Chinese Journal of Medical History / Zhong Hua Yi Shi Za Zhi

[This article belongs to Volume - 53, Issue - 07]

Abstract : The post-partum period is a vulnerable time for mood disorders, particularly post-partum depression (PPD). PPDs can have serious consequences not only for the mother, but also for the mother-child relationship and the subsequent development of the child. The aim of this study was to screen Moroccan mothers for early postpartum depressive symptomatology (PDS) in order to identify difficulties in establishing a better-quality mother-baby bond.

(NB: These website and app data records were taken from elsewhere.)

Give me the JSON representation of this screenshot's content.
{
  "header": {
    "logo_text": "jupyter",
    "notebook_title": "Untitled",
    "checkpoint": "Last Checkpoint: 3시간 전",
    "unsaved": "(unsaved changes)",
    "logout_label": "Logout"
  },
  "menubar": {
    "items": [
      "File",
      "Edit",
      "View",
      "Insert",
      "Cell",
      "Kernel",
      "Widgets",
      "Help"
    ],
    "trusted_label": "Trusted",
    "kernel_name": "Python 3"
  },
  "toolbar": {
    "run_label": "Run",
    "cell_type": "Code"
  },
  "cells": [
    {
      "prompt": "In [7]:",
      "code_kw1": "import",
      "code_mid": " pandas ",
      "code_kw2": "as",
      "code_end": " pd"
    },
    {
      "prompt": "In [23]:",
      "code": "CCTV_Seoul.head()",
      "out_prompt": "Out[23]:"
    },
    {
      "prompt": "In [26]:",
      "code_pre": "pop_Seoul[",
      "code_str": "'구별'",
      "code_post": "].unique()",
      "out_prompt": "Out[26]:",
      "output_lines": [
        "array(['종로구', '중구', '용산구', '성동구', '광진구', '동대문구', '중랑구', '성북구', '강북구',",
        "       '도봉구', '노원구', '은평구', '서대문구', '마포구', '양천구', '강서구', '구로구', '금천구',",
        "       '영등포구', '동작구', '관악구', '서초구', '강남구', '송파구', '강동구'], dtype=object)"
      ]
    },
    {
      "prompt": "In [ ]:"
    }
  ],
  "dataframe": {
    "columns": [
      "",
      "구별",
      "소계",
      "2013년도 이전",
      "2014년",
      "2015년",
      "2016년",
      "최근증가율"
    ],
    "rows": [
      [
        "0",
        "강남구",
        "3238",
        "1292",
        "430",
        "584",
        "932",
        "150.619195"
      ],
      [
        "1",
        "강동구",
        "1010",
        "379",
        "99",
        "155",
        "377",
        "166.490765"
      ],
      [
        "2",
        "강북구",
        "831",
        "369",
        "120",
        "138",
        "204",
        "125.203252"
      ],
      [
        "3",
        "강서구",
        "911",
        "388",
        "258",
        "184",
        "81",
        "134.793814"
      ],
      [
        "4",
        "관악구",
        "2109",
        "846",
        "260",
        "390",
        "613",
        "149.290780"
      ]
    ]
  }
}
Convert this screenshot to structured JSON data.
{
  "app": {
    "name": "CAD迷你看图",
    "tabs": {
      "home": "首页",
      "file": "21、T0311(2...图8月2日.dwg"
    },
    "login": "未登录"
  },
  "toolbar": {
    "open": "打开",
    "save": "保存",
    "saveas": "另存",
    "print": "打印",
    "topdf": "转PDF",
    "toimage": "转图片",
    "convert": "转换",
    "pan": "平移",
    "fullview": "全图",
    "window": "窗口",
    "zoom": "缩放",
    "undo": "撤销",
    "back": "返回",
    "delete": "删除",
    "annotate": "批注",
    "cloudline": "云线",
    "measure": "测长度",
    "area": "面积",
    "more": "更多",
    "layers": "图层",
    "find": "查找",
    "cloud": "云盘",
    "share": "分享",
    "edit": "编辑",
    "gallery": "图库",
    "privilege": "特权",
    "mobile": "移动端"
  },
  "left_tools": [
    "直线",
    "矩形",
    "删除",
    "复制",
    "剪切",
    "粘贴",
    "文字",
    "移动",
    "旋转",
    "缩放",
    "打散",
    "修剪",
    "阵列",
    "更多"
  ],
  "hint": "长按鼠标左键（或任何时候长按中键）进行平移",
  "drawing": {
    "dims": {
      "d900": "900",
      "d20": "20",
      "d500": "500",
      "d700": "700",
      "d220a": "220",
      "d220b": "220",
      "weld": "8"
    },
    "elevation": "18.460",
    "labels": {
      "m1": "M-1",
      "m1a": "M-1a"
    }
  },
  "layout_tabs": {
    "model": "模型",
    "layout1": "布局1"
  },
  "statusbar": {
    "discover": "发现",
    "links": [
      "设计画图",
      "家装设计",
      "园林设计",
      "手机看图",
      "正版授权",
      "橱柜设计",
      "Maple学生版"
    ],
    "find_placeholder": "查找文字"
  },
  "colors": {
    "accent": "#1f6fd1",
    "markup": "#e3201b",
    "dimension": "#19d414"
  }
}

A prospective study was carried out on 234 mother-newborn dyads (N=234) at the SOUISSI Maternity Unit of the CHU IBN SINA RABAT using the Edinburgh Postnatal Depression Scale (EPDS) [18] to identify postpartum depressive symptomatology and the Mother-Infant Bonding test (MIB) [56] to assess the quality of the mother-baby bond. The results of this study revealed a highly significant difference (t = 4.451; p < 0.001) in mother-baby bonding disturbance (MIB) scores between the two periods studied, T1(48h) and T2 (12 months postpartum), indicating a significant decrease in this disturbance after 12 months. On the other hand, no significant difference was observed in the depressive symptomatology scores (EPDS) between the two periods T1 and T2 (p  0.05), indicating a persistence of this symptomatology during the baby's first year. Correlational analysis showed a significantly positive correlation between the mother's age and EPDS in T2(r = 0.252; p < 0.05) and the baby's weight and EPDS in T2 (r = 0.786; p < 0.001). In addition, a significant and positive correlation was found between PDS (EPDS) scores and mother-child bond (MIB) disruption scores at T1 (r = 0.259; p < 0.05). Finally, a highly significant and positive correlation was obtained between the MIB score at T1 and the EPDS score at T2 (r = 0.533; p <0.001). However, logistic regression revealed that early depression was the main predictor of disruption of the mother-baby bond at one year (p < 0.001). This study highlights the importance for clinicians of detecting maternal depressive symptoms as early as the maternity hospital stay, in order to take early action through appropriate management to promote a better bond between mother and baby.